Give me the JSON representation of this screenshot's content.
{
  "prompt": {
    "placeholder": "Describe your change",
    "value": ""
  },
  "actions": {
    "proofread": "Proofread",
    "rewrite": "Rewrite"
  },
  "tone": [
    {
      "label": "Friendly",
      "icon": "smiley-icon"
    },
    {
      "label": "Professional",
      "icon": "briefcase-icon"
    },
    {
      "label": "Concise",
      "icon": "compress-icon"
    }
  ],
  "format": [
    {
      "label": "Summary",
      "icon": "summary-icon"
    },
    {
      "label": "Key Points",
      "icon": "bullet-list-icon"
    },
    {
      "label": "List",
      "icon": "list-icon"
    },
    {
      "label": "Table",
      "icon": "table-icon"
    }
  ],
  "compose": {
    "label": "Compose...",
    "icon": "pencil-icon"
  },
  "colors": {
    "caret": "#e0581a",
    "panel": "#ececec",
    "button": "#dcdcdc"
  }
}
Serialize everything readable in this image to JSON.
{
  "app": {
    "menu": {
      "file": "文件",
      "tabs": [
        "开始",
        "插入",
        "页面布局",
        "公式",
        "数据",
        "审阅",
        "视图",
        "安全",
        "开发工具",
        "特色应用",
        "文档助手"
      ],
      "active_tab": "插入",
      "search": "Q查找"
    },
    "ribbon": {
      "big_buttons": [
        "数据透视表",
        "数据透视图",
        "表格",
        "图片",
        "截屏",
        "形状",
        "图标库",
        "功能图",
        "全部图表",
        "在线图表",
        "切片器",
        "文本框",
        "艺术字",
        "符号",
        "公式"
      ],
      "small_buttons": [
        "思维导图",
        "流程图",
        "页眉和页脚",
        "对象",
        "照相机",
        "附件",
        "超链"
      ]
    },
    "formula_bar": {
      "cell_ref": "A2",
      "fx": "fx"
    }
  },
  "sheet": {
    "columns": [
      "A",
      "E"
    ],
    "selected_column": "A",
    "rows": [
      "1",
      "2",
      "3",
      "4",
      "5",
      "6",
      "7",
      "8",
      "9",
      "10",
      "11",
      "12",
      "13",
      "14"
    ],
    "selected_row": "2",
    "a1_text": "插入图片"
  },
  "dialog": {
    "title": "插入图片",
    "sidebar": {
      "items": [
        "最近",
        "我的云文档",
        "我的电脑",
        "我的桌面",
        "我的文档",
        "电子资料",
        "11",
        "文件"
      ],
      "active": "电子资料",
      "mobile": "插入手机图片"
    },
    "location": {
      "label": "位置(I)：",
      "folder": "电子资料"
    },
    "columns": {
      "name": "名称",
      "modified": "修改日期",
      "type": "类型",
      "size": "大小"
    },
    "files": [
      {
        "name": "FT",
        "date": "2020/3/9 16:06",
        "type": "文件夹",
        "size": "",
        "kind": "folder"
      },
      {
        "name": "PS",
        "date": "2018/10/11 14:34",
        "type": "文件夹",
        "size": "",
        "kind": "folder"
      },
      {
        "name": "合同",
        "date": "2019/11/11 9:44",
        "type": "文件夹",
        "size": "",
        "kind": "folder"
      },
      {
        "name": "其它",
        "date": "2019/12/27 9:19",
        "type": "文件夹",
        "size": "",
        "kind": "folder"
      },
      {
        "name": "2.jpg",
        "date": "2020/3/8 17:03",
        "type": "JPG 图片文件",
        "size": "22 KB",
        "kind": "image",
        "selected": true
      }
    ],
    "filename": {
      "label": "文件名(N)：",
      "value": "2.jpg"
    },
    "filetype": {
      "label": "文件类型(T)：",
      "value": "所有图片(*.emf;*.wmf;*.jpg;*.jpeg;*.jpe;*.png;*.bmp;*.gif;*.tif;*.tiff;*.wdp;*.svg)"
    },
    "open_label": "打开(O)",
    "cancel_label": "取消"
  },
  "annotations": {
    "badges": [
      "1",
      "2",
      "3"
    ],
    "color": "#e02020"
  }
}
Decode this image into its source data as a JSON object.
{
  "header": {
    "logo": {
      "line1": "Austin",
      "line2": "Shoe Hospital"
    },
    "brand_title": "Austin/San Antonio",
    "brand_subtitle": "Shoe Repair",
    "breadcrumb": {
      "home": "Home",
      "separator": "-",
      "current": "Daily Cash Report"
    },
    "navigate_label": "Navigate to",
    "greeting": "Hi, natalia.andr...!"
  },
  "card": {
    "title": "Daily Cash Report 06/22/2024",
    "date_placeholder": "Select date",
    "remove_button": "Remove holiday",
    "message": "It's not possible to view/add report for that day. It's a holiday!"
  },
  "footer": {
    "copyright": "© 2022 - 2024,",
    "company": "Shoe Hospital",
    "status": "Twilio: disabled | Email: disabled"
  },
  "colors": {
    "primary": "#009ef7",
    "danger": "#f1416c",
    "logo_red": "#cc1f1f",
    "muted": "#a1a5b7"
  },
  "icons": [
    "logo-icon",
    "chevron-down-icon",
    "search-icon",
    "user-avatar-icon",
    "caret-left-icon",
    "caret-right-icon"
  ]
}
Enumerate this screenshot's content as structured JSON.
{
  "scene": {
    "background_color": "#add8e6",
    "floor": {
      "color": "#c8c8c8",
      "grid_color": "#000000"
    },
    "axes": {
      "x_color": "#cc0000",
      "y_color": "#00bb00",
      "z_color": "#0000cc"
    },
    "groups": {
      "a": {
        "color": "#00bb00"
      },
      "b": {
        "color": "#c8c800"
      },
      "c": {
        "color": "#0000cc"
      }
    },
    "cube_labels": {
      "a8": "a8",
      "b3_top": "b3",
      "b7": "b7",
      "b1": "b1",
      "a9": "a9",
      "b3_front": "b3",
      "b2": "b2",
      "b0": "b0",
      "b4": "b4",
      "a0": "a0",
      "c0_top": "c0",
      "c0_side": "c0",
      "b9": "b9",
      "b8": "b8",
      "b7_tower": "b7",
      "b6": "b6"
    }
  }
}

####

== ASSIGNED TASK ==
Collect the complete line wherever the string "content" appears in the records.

== PROBLEM SOLUTION ==
Give me the JSON representation of this screenshot's content.
Enumerate this screenshot's content as structured JSON.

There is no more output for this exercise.